Where a line of the data below has the string "JSON", copy that line.

◆ **Component data from apps and pages**
▬▬▬▬▬▬▬▬▬▬
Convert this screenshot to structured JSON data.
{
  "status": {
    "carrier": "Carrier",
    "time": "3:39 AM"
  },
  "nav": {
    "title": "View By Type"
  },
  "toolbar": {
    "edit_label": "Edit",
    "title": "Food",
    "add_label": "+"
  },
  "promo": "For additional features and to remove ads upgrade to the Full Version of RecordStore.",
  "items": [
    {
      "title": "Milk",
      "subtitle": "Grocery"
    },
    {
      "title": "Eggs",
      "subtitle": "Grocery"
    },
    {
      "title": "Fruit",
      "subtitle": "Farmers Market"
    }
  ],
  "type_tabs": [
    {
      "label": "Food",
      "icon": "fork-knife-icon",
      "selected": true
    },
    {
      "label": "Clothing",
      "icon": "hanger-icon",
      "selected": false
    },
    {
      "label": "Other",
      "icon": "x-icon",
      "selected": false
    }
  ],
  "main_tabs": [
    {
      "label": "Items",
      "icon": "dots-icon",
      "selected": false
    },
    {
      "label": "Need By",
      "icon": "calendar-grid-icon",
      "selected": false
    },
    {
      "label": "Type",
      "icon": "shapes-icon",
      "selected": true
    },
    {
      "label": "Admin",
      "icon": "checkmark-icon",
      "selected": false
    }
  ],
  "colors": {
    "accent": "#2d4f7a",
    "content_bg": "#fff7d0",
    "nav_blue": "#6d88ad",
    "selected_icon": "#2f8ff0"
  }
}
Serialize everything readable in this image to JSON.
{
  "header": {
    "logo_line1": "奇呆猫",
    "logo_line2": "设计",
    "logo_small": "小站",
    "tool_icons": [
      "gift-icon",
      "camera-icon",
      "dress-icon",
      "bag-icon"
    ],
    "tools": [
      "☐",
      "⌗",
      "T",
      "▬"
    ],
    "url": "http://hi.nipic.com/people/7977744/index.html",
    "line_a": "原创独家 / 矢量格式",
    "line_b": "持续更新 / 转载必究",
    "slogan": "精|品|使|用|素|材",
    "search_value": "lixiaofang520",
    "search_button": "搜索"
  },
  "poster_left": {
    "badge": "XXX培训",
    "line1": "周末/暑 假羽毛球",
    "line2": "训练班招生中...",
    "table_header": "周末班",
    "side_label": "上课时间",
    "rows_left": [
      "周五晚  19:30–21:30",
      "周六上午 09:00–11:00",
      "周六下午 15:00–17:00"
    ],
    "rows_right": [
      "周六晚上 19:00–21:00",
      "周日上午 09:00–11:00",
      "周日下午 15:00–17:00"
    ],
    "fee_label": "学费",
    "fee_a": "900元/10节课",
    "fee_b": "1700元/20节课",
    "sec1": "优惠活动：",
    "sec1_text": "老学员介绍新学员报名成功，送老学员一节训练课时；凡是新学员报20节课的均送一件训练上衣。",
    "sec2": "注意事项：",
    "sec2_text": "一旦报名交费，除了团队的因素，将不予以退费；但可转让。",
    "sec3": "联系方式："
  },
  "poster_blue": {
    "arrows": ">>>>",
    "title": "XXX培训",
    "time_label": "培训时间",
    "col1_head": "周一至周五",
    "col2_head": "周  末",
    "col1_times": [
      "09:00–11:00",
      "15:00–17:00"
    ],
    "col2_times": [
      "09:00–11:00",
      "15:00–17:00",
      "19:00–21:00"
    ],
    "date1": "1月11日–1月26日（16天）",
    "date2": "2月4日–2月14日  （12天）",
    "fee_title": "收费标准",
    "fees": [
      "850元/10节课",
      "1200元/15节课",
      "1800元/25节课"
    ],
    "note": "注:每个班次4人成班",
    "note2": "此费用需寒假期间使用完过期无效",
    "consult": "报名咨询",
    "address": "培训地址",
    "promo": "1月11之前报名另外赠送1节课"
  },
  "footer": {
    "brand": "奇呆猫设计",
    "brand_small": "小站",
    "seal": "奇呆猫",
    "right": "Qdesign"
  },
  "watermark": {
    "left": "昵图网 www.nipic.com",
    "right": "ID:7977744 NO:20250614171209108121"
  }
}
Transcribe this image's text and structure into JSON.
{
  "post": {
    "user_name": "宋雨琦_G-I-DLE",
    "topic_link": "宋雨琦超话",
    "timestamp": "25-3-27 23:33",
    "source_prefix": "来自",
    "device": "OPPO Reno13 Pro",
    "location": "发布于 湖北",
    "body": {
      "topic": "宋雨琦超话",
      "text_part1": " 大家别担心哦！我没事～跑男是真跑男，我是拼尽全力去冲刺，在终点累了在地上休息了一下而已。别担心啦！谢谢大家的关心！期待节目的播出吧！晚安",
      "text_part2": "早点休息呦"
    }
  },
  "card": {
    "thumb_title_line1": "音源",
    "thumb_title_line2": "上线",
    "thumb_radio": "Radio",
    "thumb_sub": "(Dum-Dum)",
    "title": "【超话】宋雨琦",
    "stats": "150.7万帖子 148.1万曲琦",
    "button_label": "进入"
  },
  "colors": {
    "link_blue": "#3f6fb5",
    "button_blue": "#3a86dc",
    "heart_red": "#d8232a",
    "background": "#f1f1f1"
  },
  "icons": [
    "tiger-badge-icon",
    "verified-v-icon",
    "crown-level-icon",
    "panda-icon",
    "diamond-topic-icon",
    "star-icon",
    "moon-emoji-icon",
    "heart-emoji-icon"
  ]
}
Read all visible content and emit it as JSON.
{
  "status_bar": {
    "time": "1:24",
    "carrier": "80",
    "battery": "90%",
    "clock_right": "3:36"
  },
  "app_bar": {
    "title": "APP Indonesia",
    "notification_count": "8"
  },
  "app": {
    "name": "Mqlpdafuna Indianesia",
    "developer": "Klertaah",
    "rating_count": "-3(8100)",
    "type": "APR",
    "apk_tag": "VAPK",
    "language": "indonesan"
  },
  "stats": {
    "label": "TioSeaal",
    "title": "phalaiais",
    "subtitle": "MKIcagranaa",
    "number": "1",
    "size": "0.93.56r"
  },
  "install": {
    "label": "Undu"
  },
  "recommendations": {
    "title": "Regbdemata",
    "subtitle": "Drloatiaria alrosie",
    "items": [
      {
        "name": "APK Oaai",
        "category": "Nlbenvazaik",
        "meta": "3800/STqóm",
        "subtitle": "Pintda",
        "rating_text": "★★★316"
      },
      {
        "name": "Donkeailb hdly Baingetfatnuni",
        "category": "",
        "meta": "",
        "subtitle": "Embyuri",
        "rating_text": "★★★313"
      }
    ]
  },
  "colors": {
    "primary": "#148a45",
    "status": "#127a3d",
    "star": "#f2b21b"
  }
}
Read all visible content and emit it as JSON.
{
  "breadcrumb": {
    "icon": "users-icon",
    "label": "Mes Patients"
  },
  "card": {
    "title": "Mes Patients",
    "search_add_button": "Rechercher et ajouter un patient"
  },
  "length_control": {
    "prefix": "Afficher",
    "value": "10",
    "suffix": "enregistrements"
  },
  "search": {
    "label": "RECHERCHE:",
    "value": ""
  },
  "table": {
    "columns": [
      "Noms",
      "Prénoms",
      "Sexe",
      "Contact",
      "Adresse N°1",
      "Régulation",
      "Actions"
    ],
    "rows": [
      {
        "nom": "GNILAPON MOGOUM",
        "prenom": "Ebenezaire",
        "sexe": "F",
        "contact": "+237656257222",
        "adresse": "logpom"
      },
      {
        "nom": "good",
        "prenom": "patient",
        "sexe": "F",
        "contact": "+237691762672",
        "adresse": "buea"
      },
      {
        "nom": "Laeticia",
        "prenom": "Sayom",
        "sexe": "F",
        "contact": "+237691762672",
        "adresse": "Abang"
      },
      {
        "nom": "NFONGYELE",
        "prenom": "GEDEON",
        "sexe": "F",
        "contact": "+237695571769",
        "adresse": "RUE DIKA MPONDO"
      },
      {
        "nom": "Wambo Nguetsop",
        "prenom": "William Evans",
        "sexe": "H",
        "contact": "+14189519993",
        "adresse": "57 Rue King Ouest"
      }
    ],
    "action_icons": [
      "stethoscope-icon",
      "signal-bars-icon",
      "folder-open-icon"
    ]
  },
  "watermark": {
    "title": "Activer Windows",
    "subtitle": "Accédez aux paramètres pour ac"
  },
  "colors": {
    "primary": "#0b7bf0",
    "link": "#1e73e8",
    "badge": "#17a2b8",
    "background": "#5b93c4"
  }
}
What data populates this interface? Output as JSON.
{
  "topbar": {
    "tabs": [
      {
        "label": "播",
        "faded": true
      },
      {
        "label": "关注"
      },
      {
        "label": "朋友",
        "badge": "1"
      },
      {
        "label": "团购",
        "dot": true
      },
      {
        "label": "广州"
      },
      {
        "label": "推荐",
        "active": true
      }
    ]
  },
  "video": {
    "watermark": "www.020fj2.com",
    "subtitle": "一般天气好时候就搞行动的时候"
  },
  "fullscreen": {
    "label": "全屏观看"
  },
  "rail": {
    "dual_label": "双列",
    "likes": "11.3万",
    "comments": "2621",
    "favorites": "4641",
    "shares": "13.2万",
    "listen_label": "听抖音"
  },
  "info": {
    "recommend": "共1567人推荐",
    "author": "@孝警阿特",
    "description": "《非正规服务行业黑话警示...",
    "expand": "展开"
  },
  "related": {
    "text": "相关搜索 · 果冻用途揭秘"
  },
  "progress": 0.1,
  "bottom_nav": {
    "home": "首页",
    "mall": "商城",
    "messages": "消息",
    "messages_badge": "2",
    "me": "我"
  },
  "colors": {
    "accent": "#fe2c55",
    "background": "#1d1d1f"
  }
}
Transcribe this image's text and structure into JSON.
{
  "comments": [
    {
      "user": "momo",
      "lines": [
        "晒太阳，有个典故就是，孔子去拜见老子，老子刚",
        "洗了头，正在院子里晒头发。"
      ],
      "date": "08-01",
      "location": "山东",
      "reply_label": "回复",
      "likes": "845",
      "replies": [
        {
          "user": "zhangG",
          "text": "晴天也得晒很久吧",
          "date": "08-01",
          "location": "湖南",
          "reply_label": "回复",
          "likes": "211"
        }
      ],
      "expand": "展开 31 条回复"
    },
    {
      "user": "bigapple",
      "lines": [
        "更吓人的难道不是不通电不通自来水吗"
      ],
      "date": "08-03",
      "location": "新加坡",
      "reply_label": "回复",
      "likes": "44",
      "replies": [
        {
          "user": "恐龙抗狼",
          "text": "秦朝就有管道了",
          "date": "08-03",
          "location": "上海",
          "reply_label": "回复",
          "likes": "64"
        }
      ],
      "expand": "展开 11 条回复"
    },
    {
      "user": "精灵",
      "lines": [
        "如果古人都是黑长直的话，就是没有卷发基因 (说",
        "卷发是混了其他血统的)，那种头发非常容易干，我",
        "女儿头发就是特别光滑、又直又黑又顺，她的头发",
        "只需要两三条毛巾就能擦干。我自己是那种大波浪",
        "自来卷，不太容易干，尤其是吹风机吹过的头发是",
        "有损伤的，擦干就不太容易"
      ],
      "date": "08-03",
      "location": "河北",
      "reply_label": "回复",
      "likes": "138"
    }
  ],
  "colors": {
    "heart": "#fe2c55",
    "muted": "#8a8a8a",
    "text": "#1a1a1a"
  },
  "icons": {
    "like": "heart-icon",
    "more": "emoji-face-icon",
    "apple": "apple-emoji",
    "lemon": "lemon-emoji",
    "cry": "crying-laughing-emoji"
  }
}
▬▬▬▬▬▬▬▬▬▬
◆ **Task answer**
Convert this screenshot to structured JSON data.
Serialize everything readable in this image to JSON.
Transcribe this image's text and structure into JSON.
Read all visible content and emit it as JSON.
Read all visible content and emit it as JSON.
What data populates this interface? Output as JSON.
Transcribe this image's text and structure into JSON.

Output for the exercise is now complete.